Yonge Street is pretty skeevy. A UofT graduate, who graduated in the late 1980s, told me that they were always told to stay off Yonge Street at night. Two weeks ago, one of my friends was flashed while on their way home in front of the 7/11 on College. I live right on Yonge Street and I have seen my fair share of interesting sights. It is safe to say Yonge Street downtown has earned a reputation.

Yonge Street is going to be torn down within the next 10 years. Take a nice long walk through it and take in those sites because they are an endangered species. Condo towers will reign from Bloor down to Lake Ontario and Yonge Street will be a condo tower jungle by 2027. All that makes Yonge Street good and bad will be erased to form a modern 21st-century downtown core. This is Toronto’s Yonge Street of tomorrow.

Zooming out, this is not at all about being scared of low-income housing and saying they should be removed from a historic area; far from it. We are talking about the issue of gentrification and a changing city. I am here to argue that a complete rejection of any gentrification grinds the open culture of a city like Toronto to a halt.

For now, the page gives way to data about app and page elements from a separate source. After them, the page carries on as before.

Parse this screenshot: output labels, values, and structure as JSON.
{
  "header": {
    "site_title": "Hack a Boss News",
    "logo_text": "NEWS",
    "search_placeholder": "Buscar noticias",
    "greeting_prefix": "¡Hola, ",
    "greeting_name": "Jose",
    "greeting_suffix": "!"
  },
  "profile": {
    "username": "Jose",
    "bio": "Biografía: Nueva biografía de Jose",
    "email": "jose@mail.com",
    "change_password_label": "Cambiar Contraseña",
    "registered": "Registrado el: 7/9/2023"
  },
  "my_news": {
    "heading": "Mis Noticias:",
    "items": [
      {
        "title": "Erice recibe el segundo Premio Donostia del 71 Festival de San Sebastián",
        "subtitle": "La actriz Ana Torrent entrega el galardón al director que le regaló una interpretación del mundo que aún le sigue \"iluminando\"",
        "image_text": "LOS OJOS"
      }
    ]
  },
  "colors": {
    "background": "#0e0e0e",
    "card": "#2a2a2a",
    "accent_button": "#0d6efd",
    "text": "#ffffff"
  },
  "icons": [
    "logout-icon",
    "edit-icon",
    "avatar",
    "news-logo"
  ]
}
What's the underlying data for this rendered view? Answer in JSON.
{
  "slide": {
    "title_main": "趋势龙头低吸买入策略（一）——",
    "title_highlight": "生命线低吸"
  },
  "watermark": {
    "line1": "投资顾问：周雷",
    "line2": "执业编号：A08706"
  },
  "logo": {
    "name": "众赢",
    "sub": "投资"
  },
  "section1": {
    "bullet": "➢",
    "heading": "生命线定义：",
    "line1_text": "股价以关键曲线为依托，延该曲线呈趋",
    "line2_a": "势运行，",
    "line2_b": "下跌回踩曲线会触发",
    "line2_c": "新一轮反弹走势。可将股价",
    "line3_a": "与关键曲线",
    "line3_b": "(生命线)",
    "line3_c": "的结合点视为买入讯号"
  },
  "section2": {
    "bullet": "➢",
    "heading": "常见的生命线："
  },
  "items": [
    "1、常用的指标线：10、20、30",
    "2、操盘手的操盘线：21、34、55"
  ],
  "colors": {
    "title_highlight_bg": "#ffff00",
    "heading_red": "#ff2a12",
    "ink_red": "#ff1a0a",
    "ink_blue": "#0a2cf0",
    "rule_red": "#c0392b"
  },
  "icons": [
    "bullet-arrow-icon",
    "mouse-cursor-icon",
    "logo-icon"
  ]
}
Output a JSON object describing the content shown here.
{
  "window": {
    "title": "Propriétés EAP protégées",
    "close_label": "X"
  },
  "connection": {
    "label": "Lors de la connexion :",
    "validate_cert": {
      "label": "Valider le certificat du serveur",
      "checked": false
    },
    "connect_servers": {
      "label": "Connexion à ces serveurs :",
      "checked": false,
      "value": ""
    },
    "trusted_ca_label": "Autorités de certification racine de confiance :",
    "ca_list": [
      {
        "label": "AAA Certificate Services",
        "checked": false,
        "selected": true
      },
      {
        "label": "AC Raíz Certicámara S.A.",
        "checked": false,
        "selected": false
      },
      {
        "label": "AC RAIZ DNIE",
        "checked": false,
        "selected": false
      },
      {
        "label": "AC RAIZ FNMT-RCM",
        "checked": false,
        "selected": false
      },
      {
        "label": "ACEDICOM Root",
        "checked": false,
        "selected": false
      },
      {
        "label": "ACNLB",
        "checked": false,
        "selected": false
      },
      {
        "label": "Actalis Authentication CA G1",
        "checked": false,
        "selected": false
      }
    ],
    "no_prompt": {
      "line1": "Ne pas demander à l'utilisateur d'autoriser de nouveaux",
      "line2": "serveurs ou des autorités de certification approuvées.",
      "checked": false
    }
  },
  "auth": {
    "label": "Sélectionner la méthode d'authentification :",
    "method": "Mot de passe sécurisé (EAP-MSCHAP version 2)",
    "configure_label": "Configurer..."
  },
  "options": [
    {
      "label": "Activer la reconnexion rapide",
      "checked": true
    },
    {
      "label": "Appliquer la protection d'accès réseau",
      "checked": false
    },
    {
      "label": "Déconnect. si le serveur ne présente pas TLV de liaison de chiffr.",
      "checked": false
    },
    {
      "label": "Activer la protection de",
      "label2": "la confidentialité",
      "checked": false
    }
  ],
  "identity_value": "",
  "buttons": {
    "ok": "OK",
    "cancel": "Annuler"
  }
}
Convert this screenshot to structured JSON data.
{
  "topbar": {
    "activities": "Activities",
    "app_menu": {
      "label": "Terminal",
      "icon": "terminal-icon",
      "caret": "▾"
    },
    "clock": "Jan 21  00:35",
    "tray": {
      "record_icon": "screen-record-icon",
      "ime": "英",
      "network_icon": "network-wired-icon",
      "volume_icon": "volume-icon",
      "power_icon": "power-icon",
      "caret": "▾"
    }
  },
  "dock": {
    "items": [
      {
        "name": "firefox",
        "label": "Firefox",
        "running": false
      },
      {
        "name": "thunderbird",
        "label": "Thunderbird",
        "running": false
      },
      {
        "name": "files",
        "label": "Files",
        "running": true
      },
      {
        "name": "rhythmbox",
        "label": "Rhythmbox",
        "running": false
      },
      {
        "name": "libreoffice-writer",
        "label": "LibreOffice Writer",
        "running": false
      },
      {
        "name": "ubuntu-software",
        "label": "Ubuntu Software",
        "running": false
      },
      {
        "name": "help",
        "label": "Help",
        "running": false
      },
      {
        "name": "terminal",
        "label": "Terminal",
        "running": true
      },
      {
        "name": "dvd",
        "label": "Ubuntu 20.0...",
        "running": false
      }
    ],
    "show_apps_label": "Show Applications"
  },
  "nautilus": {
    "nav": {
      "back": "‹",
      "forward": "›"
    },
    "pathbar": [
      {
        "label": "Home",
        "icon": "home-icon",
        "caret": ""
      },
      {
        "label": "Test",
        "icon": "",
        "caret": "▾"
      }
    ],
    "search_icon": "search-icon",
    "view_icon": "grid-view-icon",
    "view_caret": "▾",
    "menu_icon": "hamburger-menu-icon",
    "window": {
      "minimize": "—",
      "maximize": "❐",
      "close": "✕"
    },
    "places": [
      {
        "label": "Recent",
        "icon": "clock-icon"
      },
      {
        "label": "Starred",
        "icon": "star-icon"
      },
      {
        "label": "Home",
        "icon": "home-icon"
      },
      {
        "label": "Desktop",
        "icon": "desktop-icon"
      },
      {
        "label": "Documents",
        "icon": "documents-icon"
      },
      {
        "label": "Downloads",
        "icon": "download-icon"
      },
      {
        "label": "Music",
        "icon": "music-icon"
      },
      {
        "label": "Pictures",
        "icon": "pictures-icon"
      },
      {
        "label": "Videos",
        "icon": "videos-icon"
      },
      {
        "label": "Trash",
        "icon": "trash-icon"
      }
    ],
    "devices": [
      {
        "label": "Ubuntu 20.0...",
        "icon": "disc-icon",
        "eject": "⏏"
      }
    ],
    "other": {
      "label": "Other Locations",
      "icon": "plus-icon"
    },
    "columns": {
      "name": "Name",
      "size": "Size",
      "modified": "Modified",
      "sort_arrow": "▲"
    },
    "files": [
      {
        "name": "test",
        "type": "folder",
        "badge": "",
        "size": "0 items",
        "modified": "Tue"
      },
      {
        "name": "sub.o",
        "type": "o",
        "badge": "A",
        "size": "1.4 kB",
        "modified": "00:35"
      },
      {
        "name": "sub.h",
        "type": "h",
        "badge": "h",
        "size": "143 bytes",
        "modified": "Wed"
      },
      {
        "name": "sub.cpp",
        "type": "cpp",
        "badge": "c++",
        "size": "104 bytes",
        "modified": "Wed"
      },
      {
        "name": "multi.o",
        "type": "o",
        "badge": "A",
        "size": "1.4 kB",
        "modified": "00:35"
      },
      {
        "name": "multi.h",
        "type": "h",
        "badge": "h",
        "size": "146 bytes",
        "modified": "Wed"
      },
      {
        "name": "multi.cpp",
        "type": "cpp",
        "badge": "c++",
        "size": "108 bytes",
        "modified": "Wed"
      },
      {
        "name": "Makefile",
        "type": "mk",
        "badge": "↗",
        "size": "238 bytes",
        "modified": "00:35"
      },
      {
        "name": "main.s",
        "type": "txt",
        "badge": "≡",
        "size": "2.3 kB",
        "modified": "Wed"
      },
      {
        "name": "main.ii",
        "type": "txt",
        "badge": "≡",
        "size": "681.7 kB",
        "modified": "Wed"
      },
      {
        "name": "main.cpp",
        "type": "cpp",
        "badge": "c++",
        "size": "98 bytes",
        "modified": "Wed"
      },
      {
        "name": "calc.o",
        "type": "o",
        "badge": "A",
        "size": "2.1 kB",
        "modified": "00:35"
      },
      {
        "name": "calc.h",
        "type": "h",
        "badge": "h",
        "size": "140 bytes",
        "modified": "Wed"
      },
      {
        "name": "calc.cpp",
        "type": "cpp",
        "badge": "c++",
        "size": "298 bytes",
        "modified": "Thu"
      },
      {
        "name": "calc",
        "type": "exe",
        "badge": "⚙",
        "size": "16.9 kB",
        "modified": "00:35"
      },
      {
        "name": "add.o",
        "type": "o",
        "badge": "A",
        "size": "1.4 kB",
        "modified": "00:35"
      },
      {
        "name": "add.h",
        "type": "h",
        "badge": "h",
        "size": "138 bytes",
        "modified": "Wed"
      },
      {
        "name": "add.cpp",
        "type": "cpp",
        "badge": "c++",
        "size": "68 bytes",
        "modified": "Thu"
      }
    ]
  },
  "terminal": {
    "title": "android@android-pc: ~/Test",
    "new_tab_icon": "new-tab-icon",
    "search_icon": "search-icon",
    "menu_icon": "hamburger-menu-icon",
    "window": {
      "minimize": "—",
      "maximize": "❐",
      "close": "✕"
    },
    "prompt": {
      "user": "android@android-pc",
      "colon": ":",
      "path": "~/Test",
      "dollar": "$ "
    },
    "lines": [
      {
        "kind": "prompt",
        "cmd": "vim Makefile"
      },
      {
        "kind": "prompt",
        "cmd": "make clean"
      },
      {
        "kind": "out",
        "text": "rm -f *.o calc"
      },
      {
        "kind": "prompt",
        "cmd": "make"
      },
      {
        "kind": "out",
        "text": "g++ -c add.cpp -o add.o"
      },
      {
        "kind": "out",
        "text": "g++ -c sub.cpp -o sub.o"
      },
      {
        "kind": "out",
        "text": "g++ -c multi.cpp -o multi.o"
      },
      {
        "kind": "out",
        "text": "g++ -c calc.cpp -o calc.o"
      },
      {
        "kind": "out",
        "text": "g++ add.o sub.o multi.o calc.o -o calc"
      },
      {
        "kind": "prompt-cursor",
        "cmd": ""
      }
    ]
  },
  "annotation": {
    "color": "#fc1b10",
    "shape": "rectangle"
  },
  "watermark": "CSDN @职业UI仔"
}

However, using property value and location to force people out because they cannot afford living there is immoral. We cannot allow nameless, faceless real estate appraisers to dictate how the city should grow. That is the distinction. If an area becomes a student apartment neighbourhood over time because of proximity to campus, and it changes the demographic of that neighbourhood, that is a dynamic sign of a growing city.

Another side of gentrification is that when a neighbourhood is not doing well economically, it is bought out by larger and more profitable enterprises. It is important that small businesses belonging to these well-established communities are supported. Regardless of urban transformations, if a small business is not getting customers, it will disappear. Saying you want things to stay the same and then ordering books on Amazon does not work. The slightly higher costs of items at small businesses may offset a necessity to save money, but it preserves culture instead of eliminating. Or you can seek out a $22 haircut at a barbershop and strike up a great conversation for free. There has to be much more of a dialogue about gentrification in growing cities.

What I am now addressing can be paralleled to actively trying to live sustainably: recycling, composting, using reusable bags, biking, and cutting down on meat consumption. Supporting local city culture is tantamount to a lifestyle change requiring active thinking and not passive convenience. It is harder in a city than a smaller town. There are hundreds of stores at our disposal, but waking up means going to Canada Computers instead of Best Buy when faced with a broken computer, or buying that book you want at Seekers on Bloor instead of at Indigo. These multi-million dollar investments on Yonge Street definitely inject lots of money into the city but it does not trickle down and disperse throughout the city; it corporatizes the neighbourhood in which convenience is valued over culture.

While urban development, like carbon pricing and net neutrality, is not everyone’s favourite topic to discuss, it is necessary to understand. We should care and be active about our city’s culture because we cannot let more neighbourhoods fall by the wayside strictly because of grand investments of real estate giants. While we may have lost Yonge Street, it’s not too late for Toronto. No matter where you come from, being a part of city culture can start today. Towers will scrape the sky as Toronto develops more and more onto the global stage. But we have the responsibility to strike a balance between explosive, ambitious growth and sustaining the local culture.